--- THE DATA ---
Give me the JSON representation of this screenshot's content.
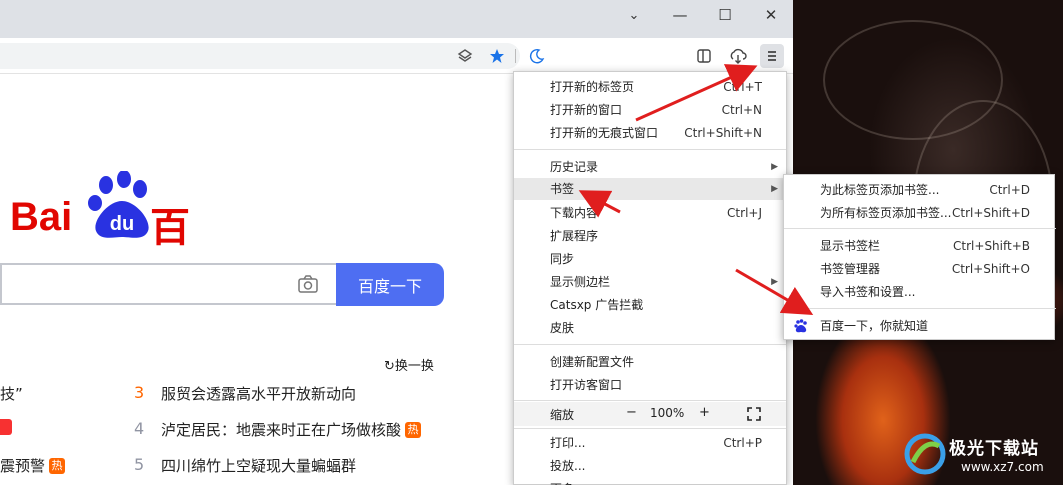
{
  "window_controls": {
    "minimize": "—",
    "maximize": "☐",
    "close": "✕",
    "dropdown": "⌄"
  },
  "toolbar_icons": [
    "layers-icon",
    "star-icon",
    "moon-icon",
    "sidebar-icon",
    "download-icon",
    "menu-icon"
  ],
  "baidu": {
    "logo_left": "Bai",
    "logo_paw": "du",
    "logo_right": "百度",
    "search_button": "百度一下",
    "refresh_label": "换一换",
    "hot_items": [
      {
        "num": "",
        "text": "技”",
        "badge": ""
      },
      {
        "num": "3",
        "text": "服贸会透露高水平开放新动向",
        "badge": ""
      },
      {
        "num": "",
        "text": "",
        "badge": ""
      },
      {
        "num": "4",
        "text": "泸定居民：地震来时正在广场做核酸",
        "badge": "热"
      },
      {
        "num": "",
        "text": "震预警",
        "badge": "热"
      },
      {
        "num": "5",
        "text": "四川绵竹上空疑现大量蝙蝠群",
        "badge": ""
      }
    ]
  },
  "menu": {
    "items": [
      {
        "label": "打开新的标签页",
        "shortcut": "Ctrl+T"
      },
      {
        "label": "打开新的窗口",
        "shortcut": "Ctrl+N"
      },
      {
        "label": "打开新的无痕式窗口",
        "shortcut": "Ctrl+Shift+N"
      },
      {
        "label": "历史记录",
        "shortcut": ""
      },
      {
        "label": "书签",
        "shortcut": ""
      },
      {
        "label": "下载内容",
        "shortcut": "Ctrl+J"
      },
      {
        "label": "扩展程序",
        "shortcut": ""
      },
      {
        "label": "同步",
        "shortcut": ""
      },
      {
        "label": "显示侧边栏",
        "shortcut": ""
      },
      {
        "label": "Catsxp 广告拦截",
        "shortcut": ""
      },
      {
        "label": "皮肤",
        "shortcut": ""
      },
      {
        "label": "创建新配置文件",
        "shortcut": ""
      },
      {
        "label": "打开访客窗口",
        "shortcut": ""
      },
      {
        "label": "打印...",
        "shortcut": "Ctrl+P"
      },
      {
        "label": "投放...",
        "shortcut": ""
      },
      {
        "label": "更多",
        "shortcut": ""
      }
    ],
    "zoom": {
      "label": "缩放",
      "minus": "−",
      "value": "100%",
      "plus": "+"
    }
  },
  "bookmarks_submenu": {
    "items": [
      {
        "label": "为此标签页添加书签...",
        "shortcut": "Ctrl+D"
      },
      {
        "label": "为所有标签页添加书签...",
        "shortcut": "Ctrl+Shift+D"
      },
      {
        "label": "显示书签栏",
        "shortcut": "Ctrl+Shift+B"
      },
      {
        "label": "书签管理器",
        "shortcut": "Ctrl+Shift+O"
      },
      {
        "label": "导入书签和设置...",
        "shortcut": ""
      },
      {
        "label": "百度一下，你就知道",
        "shortcut": ""
      }
    ]
  },
  "watermark": {
    "title": "极光下载站",
    "url": "www.xz7.com"
  },
  "colors": {
    "annotation_arrow": "#e01e1e",
    "baidu_red": "#e10601",
    "baidu_blue": "#2932e1",
    "search_button": "#4e6ef2"
  }
}
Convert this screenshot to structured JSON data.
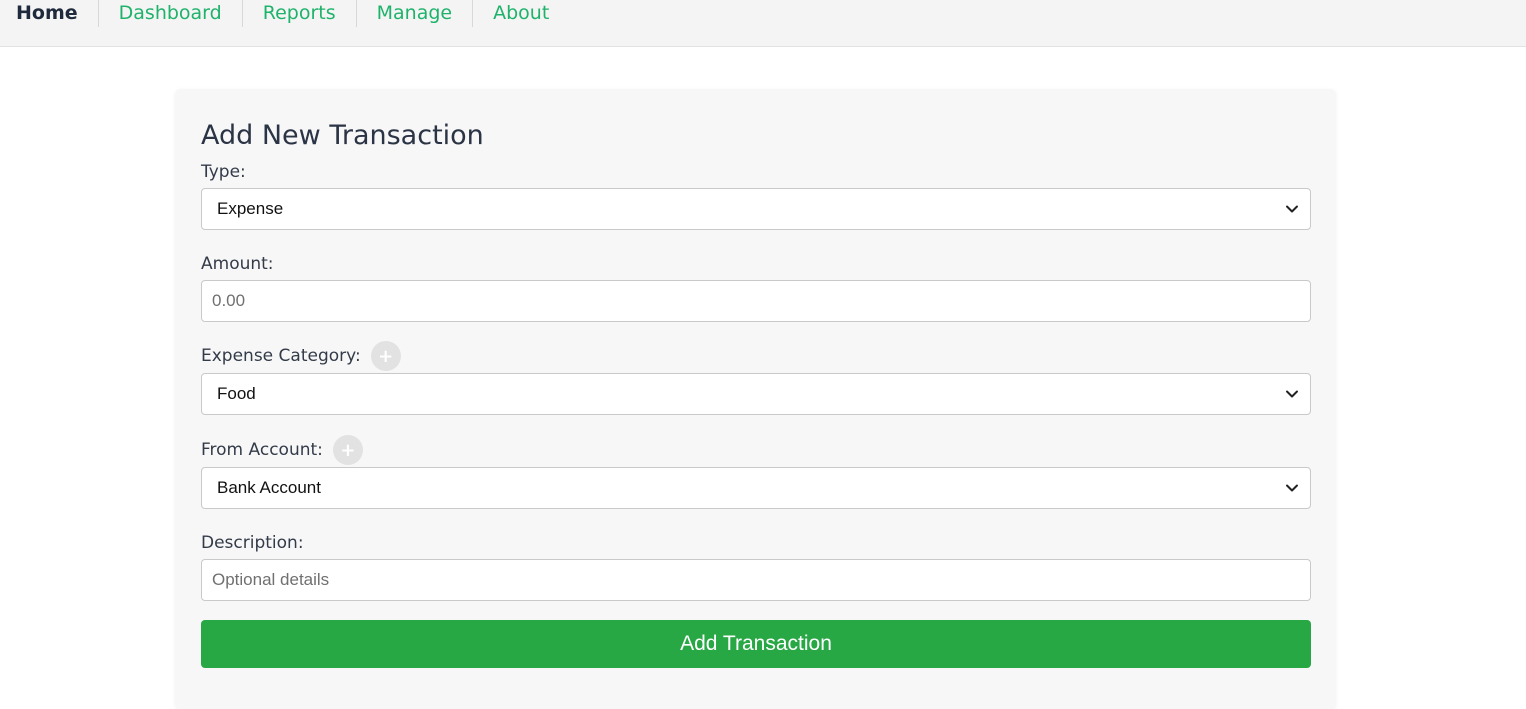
{
  "nav": {
    "items": [
      {
        "label": "Home"
      },
      {
        "label": "Dashboard"
      },
      {
        "label": "Reports"
      },
      {
        "label": "Manage"
      },
      {
        "label": "About"
      }
    ],
    "active_color": "#1f2a3c",
    "link_color": "#1fb26b"
  },
  "form": {
    "title": "Add New Transaction",
    "type": {
      "label": "Type:",
      "selected": "Expense"
    },
    "amount": {
      "label": "Amount:",
      "value": "",
      "placeholder": "0.00"
    },
    "category": {
      "label": "Expense Category:",
      "add_icon": "plus-icon",
      "selected": "Food"
    },
    "account": {
      "label": "From Account:",
      "add_icon": "plus-icon",
      "selected": "Bank Account"
    },
    "description": {
      "label": "Description:",
      "value": "",
      "placeholder": "Optional details"
    },
    "submit_label": "Add Transaction",
    "submit_color": "#28a745"
  }
}
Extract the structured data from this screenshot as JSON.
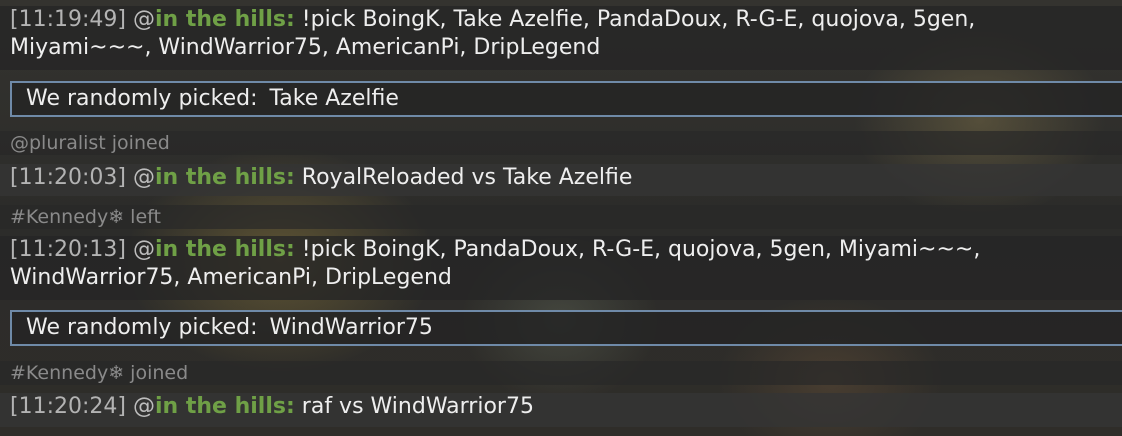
{
  "messages": [
    {
      "time": "[11:19:49]",
      "user": "in the hills:",
      "text": "!pick BoingK, Take Azelfie, PandaDoux, R-G-E, quojova, 5gen,",
      "text2": "Miyami~~~, WindWarrior75, AmericanPi, DripLegend"
    },
    {
      "time": "[11:20:03]",
      "user": "in the hills:",
      "text": "RoyalReloaded vs Take Azelfie"
    },
    {
      "time": "[11:20:13]",
      "user": "in the hills:",
      "text": "!pick BoingK, PandaDoux, R-G-E, quojova, 5gen, Miyami~~~,",
      "text2": "WindWarrior75, AmericanPi, DripLegend"
    },
    {
      "time": "[11:20:24]",
      "user": "in the hills:",
      "text": "raf vs WindWarrior75"
    }
  ],
  "at_sign": "@",
  "picks": [
    {
      "label": "We randomly picked:",
      "value": "Take Azelfie"
    },
    {
      "label": "We randomly picked:",
      "value": "WindWarrior75"
    }
  ],
  "status_lines": [
    "@pluralist joined",
    "#Kennedy❄ left",
    "#Kennedy❄ joined"
  ]
}
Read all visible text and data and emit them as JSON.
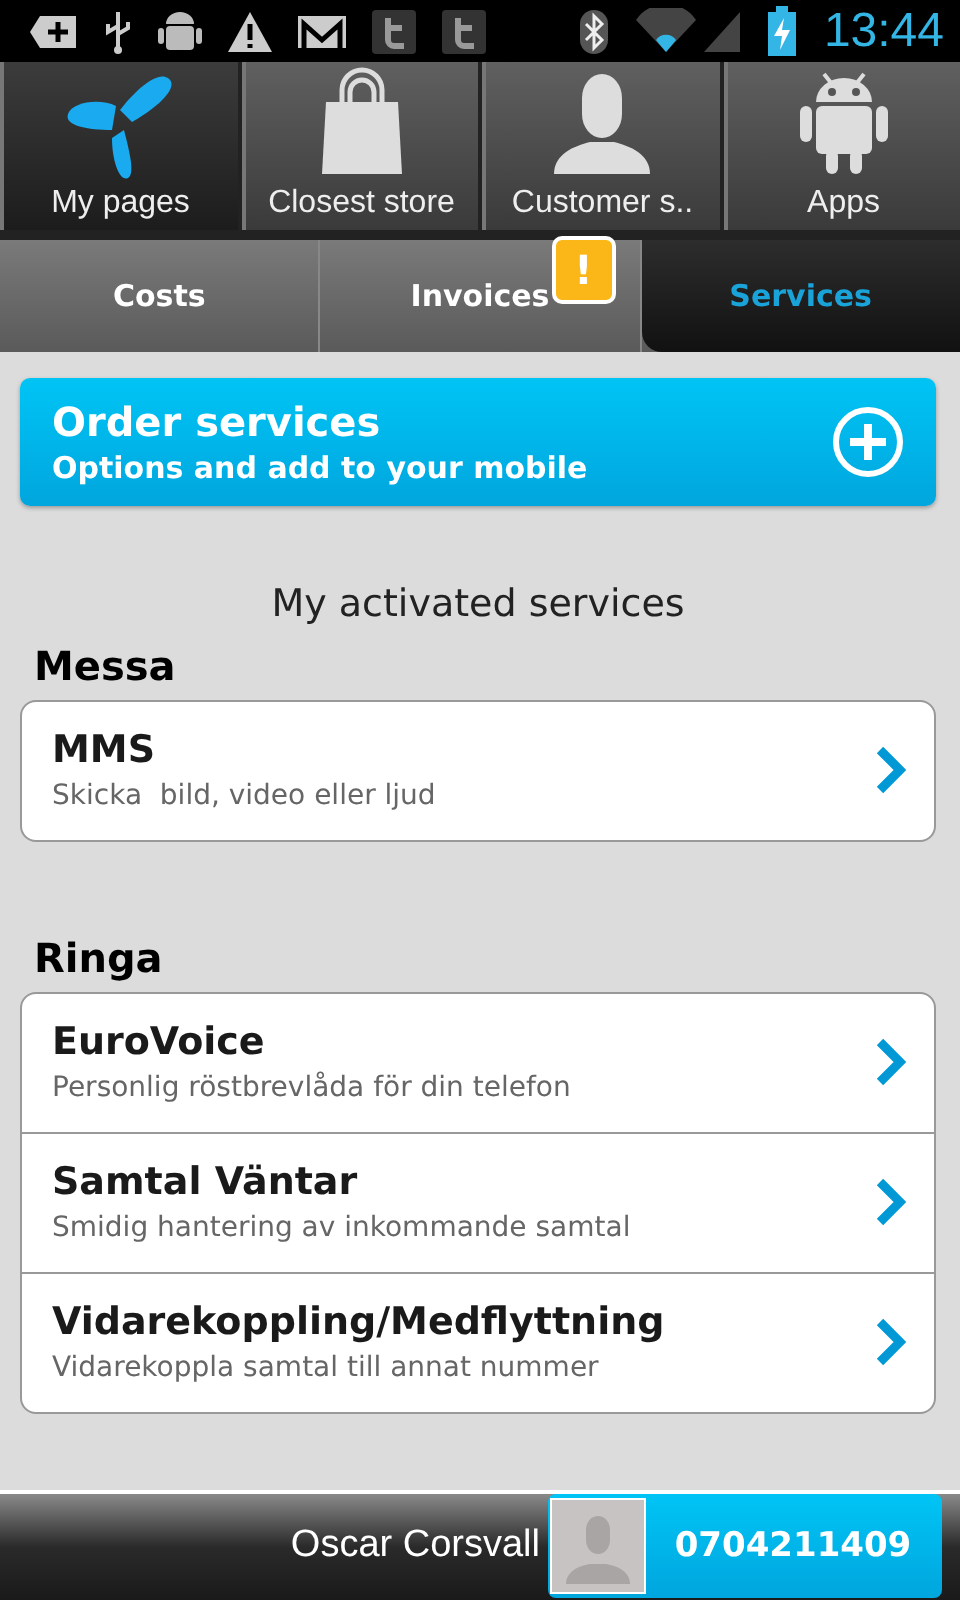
{
  "status_bar": {
    "time": "13:44"
  },
  "shortcuts": [
    {
      "label": "My pages",
      "kind": "logo",
      "selected": true
    },
    {
      "label": "Closest store",
      "kind": "bag",
      "selected": false
    },
    {
      "label": "Customer s..",
      "kind": "person",
      "selected": false
    },
    {
      "label": "Apps",
      "kind": "android",
      "selected": false
    }
  ],
  "tabs": [
    {
      "label": "Costs",
      "selected": false
    },
    {
      "label": "Invoices",
      "selected": false,
      "badge": "!"
    },
    {
      "label": "Services",
      "selected": true
    }
  ],
  "order_banner": {
    "title": "Order services",
    "subtitle": "Options and add to your mobile"
  },
  "heading": "My activated services",
  "sections": [
    {
      "title": "Messa",
      "items": [
        {
          "title": "MMS",
          "subtitle": "Skicka  bild, video eller ljud"
        }
      ]
    },
    {
      "title": "Ringa",
      "items": [
        {
          "title": "EuroVoice",
          "subtitle": "Personlig röstbrevlåda för din telefon"
        },
        {
          "title": "Samtal Väntar",
          "subtitle": "Smidig hantering av inkommande samtal"
        },
        {
          "title": "Vidarekoppling/Medflyttning",
          "subtitle": "Vidarekoppla samtal till annat nummer"
        }
      ]
    }
  ],
  "footer": {
    "name": "Oscar Corsvall",
    "phone": "0704211409"
  }
}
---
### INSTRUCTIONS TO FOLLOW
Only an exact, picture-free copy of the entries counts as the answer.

### REPLY
Give me the JSON representation of this screenshot's content.
{
  "window_controls": {
    "minimize": "—",
    "maximize": "☐",
    "close": "✕",
    "dropdown": "⌄"
  },
  "toolbar_icons": [
    "layers-icon",
    "star-icon",
    "moon-icon",
    "sidebar-icon",
    "download-icon",
    "menu-icon"
  ],
  "baidu": {
    "logo_left": "Bai",
    "logo_paw": "du",
    "logo_right": "百度",
    "search_button": "百度一下",
    "refresh_label": "换一换",
    "hot_items": [
      {
        "num": "",
        "text": "技”",
        "badge": ""
      },
      {
        "num": "3",
        "text": "服贸会透露高水平开放新动向",
        "badge": ""
      },
      {
        "num": "",
        "text": "",
        "badge": ""
      },
      {
        "num": "4",
        "text": "泸定居民：地震来时正在广场做核酸",
        "badge": "热"
      },
      {
        "num": "",
        "text": "震预警",
        "badge": "热"
      },
      {
        "num": "5",
        "text": "四川绵竹上空疑现大量蝙蝠群",
        "badge": ""
      }
    ]
  },
  "menu": {
    "items": [
      {
        "label": "打开新的标签页",
        "shortcut": "Ctrl+T"
      },
      {
        "label": "打开新的窗口",
        "shortcut": "Ctrl+N"
      },
      {
        "label": "打开新的无痕式窗口",
        "shortcut": "Ctrl+Shift+N"
      },
      {
        "label": "历史记录",
        "shortcut": ""
      },
      {
        "label": "书签",
        "shortcut": ""
      },
      {
        "label": "下载内容",
        "shortcut": "Ctrl+J"
      },
      {
        "label": "扩展程序",
        "shortcut": ""
      },
      {
        "label": "同步",
        "shortcut": ""
      },
      {
        "label": "显示侧边栏",
        "shortcut": ""
      },
      {
        "label": "Catsxp 广告拦截",
        "shortcut": ""
      },
      {
        "label": "皮肤",
        "shortcut": ""
      },
      {
        "label": "创建新配置文件",
        "shortcut": ""
      },
      {
        "label": "打开访客窗口",
        "shortcut": ""
      },
      {
        "label": "打印...",
        "shortcut": "Ctrl+P"
      },
      {
        "label": "投放...",
        "shortcut": ""
      },
      {
        "label": "更多",
        "shortcut": ""
      }
    ],
    "zoom": {
      "label": "缩放",
      "minus": "−",
      "value": "100%",
      "plus": "+"
    }
  },
  "bookmarks_submenu": {
    "items": [
      {
        "label": "为此标签页添加书签...",
        "shortcut": "Ctrl+D"
      },
      {
        "label": "为所有标签页添加书签...",
        "shortcut": "Ctrl+Shift+D"
      },
      {
        "label": "显示书签栏",
        "shortcut": "Ctrl+Shift+B"
      },
      {
        "label": "书签管理器",
        "shortcut": "Ctrl+Shift+O"
      },
      {
        "label": "导入书签和设置...",
        "shortcut": ""
      },
      {
        "label": "百度一下，你就知道",
        "shortcut": ""
      }
    ]
  },
  "watermark": {
    "title": "极光下载站",
    "url": "www.xz7.com"
  },
  "colors": {
    "annotation_arrow": "#e01e1e",
    "baidu_red": "#e10601",
    "baidu_blue": "#2932e1",
    "search_button": "#4e6ef2"
  }
}
Convert this screenshot to structured JSON data.
{
  "nav": {
    "items": [
      {
        "label": "Home"
      },
      {
        "label": "Dashboard"
      },
      {
        "label": "Reports"
      },
      {
        "label": "Manage"
      },
      {
        "label": "About"
      }
    ],
    "active_color": "#1f2a3c",
    "link_color": "#1fb26b"
  },
  "form": {
    "title": "Add New Transaction",
    "type": {
      "label": "Type:",
      "selected": "Expense"
    },
    "amount": {
      "label": "Amount:",
      "value": "",
      "placeholder": "0.00"
    },
    "category": {
      "label": "Expense Category:",
      "add_icon": "plus-icon",
      "selected": "Food"
    },
    "account": {
      "label": "From Account:",
      "add_icon": "plus-icon",
      "selected": "Bank Account"
    },
    "description": {
      "label": "Description:",
      "value": "",
      "placeholder": "Optional details"
    },
    "submit_label": "Add Transaction",
    "submit_color": "#28a745"
  }
}
Extract the structured data from this screenshot as JSON.
{
  "messages": [
    {
      "time": "[11:19:49]",
      "user": "in the hills:",
      "text": "!pick BoingK, Take Azelfie, PandaDoux, R-G-E, quojova, 5gen,",
      "text2": "Miyami~~~, WindWarrior75, AmericanPi, DripLegend"
    },
    {
      "time": "[11:20:03]",
      "user": "in the hills:",
      "text": "RoyalReloaded vs Take Azelfie"
    },
    {
      "time": "[11:20:13]",
      "user": "in the hills:",
      "text": "!pick BoingK, PandaDoux, R-G-E, quojova, 5gen, Miyami~~~,",
      "text2": "WindWarrior75, AmericanPi, DripLegend"
    },
    {
      "time": "[11:20:24]",
      "user": "in the hills:",
      "text": "raf vs WindWarrior75"
    }
  ],
  "at_sign": "@",
  "picks": [
    {
      "label": "We randomly picked:",
      "value": "Take Azelfie"
    },
    {
      "label": "We randomly picked:",
      "value": "WindWarrior75"
    }
  ],
  "status_lines": [
    "@pluralist joined",
    "#Kennedy❄ left",
    "#Kennedy❄ joined"
  ]
}
Read all visible text and data and emit them as JSON.
{
  "status_bar": {
    "time": "13:44"
  },
  "shortcuts": [
    {
      "label": "My pages",
      "kind": "logo",
      "selected": true
    },
    {
      "label": "Closest store",
      "kind": "bag",
      "selected": false
    },
    {
      "label": "Customer s..",
      "kind": "person",
      "selected": false
    },
    {
      "label": "Apps",
      "kind": "android",
      "selected": false
    }
  ],
  "tabs": [
    {
      "label": "Costs",
      "selected": false
    },
    {
      "label": "Invoices",
      "selected": false,
      "badge": "!"
    },
    {
      "label": "Services",
      "selected": true
    }
  ],
  "order_banner": {
    "title": "Order services",
    "subtitle": "Options and add to your mobile"
  },
  "heading": "My activated services",
  "sections": [
    {
      "title": "Messa",
      "items": [
        {
          "title": "MMS",
          "subtitle": "Skicka  bild, video eller ljud"
        }
      ]
    },
    {
      "title": "Ringa",
      "items": [
        {
          "title": "EuroVoice",
          "subtitle": "Personlig röstbrevlåda för din telefon"
        },
        {
          "title": "Samtal Väntar",
          "subtitle": "Smidig hantering av inkommande samtal"
        },
        {
          "title": "Vidarekoppling/Medflyttning",
          "subtitle": "Vidarekoppla samtal till annat nummer"
        }
      ]
    }
  ],
  "footer": {
    "name": "Oscar Corsvall",
    "phone": "0704211409"
  }
}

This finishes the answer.